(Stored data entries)
* * *

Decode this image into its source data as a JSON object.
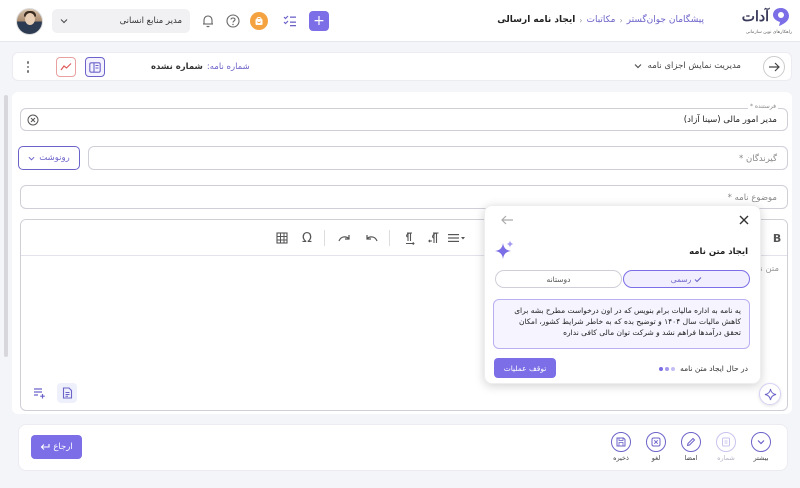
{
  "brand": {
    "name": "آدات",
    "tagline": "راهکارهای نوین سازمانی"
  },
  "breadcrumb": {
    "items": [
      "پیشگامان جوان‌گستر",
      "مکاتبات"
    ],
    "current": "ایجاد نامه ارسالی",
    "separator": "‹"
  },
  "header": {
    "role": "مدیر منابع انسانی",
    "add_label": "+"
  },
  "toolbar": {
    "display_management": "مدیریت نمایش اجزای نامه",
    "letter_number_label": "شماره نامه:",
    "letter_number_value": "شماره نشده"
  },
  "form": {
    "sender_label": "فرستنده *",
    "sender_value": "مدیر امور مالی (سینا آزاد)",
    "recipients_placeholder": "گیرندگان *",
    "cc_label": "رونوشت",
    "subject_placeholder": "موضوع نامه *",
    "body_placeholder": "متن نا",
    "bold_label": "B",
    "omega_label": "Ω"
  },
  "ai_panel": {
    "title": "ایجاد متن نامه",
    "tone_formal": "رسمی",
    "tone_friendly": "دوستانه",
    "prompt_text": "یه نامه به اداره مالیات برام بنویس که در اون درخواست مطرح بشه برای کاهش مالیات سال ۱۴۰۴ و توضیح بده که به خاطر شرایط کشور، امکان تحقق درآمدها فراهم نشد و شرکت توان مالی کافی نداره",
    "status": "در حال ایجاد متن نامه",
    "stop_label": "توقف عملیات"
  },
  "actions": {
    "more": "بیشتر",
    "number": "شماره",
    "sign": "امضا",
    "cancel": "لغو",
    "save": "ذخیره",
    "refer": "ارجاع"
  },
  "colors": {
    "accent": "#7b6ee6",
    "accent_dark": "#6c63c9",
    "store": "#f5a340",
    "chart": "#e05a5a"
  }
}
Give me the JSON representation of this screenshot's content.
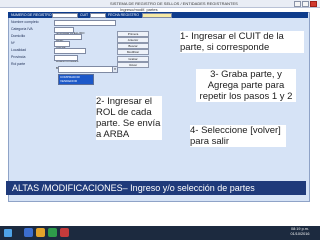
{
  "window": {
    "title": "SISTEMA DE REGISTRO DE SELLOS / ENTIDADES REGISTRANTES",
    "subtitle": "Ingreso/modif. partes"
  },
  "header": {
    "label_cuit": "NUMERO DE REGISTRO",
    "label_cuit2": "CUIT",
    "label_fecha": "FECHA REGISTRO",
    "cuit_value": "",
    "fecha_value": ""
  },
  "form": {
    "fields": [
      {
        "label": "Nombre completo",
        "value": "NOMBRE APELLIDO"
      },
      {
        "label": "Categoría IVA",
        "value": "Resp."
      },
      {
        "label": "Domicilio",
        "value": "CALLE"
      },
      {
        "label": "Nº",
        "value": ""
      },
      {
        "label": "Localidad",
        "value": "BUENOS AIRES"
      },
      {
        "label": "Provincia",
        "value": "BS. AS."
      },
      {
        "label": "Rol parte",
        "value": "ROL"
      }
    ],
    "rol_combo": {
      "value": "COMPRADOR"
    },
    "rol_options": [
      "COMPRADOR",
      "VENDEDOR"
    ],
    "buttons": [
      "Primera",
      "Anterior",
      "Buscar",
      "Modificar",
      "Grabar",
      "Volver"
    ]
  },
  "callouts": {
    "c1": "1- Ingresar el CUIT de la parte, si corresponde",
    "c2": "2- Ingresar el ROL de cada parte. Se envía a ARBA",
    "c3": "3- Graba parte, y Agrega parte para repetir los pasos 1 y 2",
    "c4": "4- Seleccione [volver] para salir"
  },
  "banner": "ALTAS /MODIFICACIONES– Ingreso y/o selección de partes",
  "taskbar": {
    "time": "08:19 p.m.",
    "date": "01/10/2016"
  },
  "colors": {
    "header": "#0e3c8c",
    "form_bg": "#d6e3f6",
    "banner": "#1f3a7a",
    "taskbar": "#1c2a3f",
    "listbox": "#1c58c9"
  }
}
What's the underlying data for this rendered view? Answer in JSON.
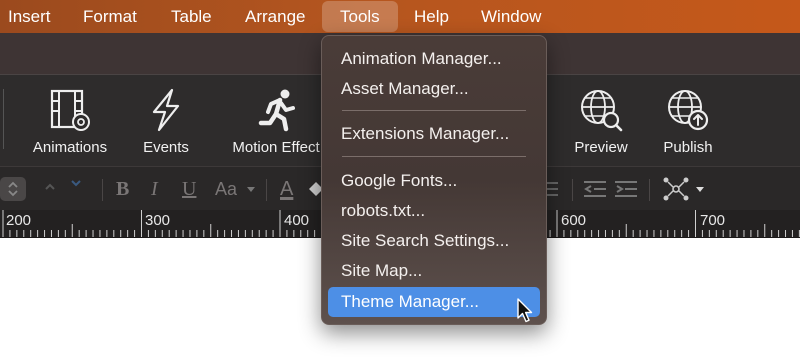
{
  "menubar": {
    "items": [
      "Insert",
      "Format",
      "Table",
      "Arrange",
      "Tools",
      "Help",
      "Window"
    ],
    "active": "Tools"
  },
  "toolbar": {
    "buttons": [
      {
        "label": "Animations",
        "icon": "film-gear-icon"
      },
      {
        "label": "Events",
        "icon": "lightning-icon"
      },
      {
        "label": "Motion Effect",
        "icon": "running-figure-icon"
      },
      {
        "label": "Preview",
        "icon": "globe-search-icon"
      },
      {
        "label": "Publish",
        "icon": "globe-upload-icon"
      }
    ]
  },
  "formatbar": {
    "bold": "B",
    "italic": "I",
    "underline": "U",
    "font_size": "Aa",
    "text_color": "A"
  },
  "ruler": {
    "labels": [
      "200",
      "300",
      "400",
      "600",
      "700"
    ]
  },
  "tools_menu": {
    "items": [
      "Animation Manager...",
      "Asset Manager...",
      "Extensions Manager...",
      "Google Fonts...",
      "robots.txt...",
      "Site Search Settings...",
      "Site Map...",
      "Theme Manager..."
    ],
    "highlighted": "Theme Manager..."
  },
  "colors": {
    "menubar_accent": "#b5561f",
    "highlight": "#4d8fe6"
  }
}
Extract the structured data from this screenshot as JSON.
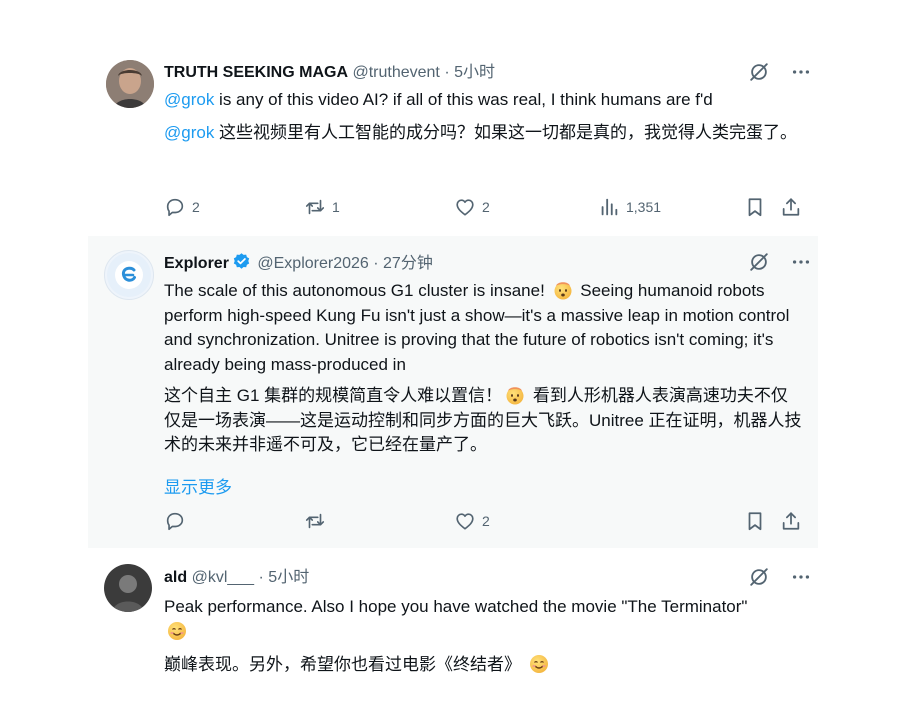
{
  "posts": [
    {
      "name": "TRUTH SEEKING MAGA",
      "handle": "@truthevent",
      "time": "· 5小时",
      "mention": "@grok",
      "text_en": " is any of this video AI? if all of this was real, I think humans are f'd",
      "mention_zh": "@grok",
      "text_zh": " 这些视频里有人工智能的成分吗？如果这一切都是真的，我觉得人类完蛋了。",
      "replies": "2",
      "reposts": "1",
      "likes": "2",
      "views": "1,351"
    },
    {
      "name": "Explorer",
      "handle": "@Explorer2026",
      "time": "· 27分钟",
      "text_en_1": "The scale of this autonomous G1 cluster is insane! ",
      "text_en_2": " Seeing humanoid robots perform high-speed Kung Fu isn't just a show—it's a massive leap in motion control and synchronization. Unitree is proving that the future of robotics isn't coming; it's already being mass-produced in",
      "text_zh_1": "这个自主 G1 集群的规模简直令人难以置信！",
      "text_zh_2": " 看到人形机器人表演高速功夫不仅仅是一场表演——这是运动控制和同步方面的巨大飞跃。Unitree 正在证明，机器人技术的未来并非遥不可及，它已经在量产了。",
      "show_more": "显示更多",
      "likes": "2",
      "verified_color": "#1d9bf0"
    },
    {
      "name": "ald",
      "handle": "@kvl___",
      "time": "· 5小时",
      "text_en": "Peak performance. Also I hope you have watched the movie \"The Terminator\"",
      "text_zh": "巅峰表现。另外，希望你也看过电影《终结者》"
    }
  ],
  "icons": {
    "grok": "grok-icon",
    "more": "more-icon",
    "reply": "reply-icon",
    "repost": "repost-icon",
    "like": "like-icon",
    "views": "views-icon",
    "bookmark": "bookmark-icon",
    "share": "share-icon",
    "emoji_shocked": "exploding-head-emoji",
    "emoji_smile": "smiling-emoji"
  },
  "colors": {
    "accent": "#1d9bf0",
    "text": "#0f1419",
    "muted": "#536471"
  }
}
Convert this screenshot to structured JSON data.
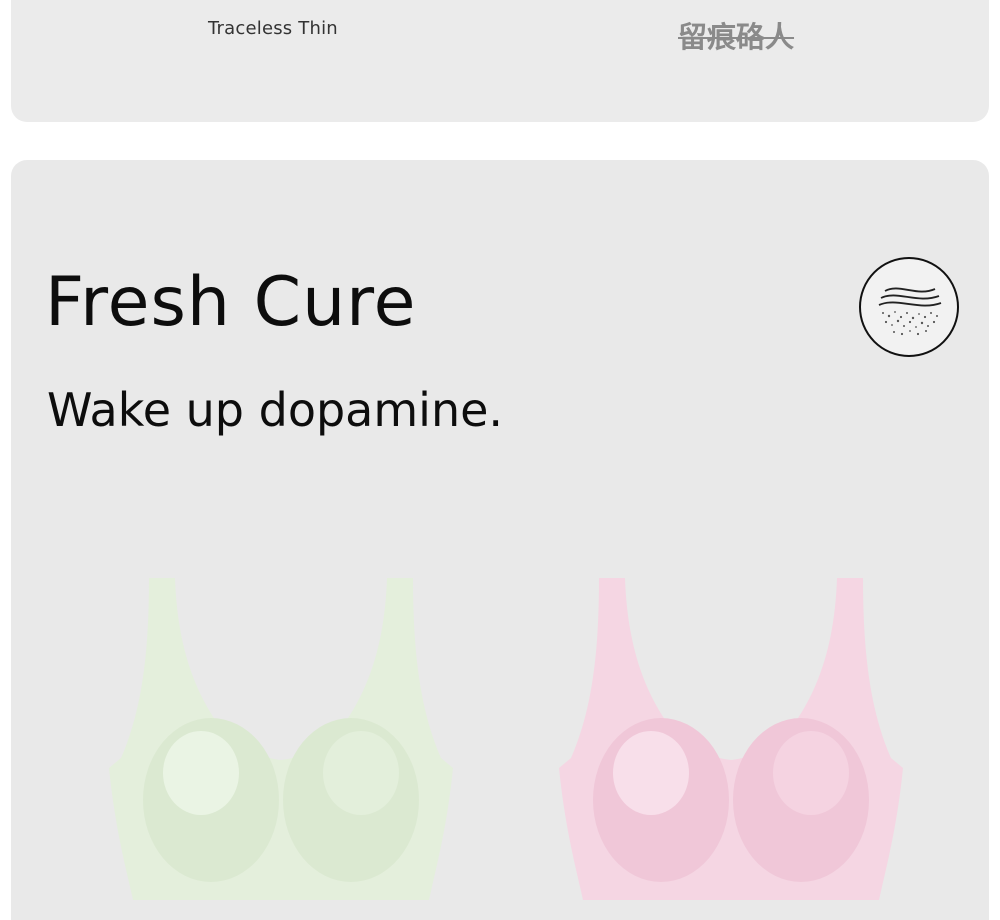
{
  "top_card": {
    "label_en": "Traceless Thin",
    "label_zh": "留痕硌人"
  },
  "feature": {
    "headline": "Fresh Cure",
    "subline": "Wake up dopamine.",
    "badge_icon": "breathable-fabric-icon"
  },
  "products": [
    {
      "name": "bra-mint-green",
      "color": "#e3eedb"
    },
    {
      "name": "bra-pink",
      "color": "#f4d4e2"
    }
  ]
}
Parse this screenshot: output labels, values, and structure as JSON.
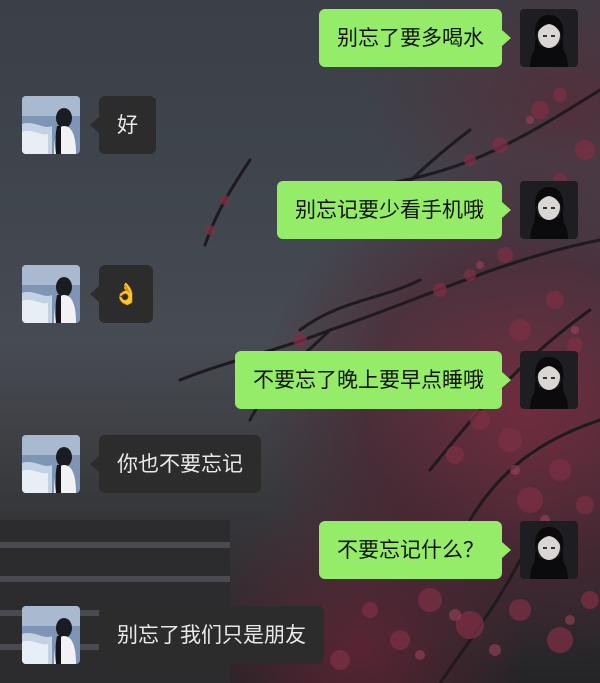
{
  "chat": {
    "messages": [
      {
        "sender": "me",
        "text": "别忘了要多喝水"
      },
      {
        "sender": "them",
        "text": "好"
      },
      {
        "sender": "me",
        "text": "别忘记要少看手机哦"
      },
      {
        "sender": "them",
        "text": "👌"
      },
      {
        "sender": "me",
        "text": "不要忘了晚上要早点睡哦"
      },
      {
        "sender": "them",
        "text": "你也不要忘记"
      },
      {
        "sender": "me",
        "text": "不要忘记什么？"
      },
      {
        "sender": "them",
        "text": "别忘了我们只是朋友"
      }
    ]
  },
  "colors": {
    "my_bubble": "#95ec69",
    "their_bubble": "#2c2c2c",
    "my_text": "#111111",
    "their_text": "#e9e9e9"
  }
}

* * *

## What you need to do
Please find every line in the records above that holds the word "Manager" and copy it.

## Response to the task
      "Animation Manager...",
      "Asset Manager...",
      "Extensions Manager...",
      "Theme Manager..."
    "highlighted": "Theme Manager..."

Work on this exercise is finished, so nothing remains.